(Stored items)
_____

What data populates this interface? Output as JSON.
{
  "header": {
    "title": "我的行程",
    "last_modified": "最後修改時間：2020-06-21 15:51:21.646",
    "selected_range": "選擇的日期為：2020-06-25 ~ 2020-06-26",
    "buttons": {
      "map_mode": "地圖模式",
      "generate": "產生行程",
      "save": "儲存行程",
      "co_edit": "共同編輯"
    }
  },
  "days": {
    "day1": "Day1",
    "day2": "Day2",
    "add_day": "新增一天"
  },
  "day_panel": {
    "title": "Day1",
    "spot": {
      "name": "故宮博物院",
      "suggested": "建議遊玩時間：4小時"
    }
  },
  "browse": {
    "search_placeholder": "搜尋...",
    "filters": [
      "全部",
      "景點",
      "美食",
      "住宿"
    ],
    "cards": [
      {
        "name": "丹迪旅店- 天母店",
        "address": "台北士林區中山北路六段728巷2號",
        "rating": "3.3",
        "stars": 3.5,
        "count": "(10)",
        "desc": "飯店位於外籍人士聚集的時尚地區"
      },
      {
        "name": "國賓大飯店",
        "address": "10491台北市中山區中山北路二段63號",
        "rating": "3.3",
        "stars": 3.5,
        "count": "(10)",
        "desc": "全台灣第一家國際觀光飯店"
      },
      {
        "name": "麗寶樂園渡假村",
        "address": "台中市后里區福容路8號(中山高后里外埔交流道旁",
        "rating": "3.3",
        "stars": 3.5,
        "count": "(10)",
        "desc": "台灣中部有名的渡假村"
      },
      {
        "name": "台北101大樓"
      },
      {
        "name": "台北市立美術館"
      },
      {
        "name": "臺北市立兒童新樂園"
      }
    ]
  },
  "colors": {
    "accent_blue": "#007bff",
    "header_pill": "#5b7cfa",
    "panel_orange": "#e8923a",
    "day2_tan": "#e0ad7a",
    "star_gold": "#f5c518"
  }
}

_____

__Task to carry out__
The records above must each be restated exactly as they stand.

__Solved exercise__
What data populates this interface? Output as JSON.
{
  "header": {
    "title": "我的行程",
    "last_modified": "最後修改時間：2020-06-21 15:51:21.646",
    "selected_range": "選擇的日期為：2020-06-25 ~ 2020-06-26",
    "buttons": {
      "map_mode": "地圖模式",
      "generate": "產生行程",
      "save": "儲存行程",
      "co_edit": "共同編輯"
    }
  },
  "days": {
    "day1": "Day1",
    "day2": "Day2",
    "add_day": "新增一天"
  },
  "day_panel": {
    "title": "Day1",
    "spot": {
      "name": "故宮博物院",
      "suggested": "建議遊玩時間：4小時"
    }
  },
  "browse": {
    "search_placeholder": "搜尋...",
    "filters": [
      "全部",
      "景點",
      "美食",
      "住宿"
    ],
    "cards": [
      {
        "name": "丹迪旅店- 天母店",
        "address": "台北士林區中山北路六段728巷2號",
        "rating": "3.3",
        "stars": 3.5,
        "count": "(10)",
        "desc": "飯店位於外籍人士聚集的時尚地區"
      },
      {
        "name": "國賓大飯店",
        "address": "10491台北市中山區中山北路二段63號",
        "rating": "3.3",
        "stars": 3.5,
        "count": "(10)",
        "desc": "全台灣第一家國際觀光飯店"
      },
      {
        "name": "麗寶樂園渡假村",
        "address": "台中市后里區福容路8號(中山高后里外埔交流道旁",
        "rating": "3.3",
        "stars": 3.5,
        "count": "(10)",
        "desc": "台灣中部有名的渡假村"
      },
      {
        "name": "台北101大樓"
      },
      {
        "name": "台北市立美術館"
      },
      {
        "name": "臺北市立兒童新樂園"
      }
    ]
  },
  "colors": {
    "accent_blue": "#007bff",
    "header_pill": "#5b7cfa",
    "panel_orange": "#e8923a",
    "day2_tan": "#e0ad7a",
    "star_gold": "#f5c518"
  }
}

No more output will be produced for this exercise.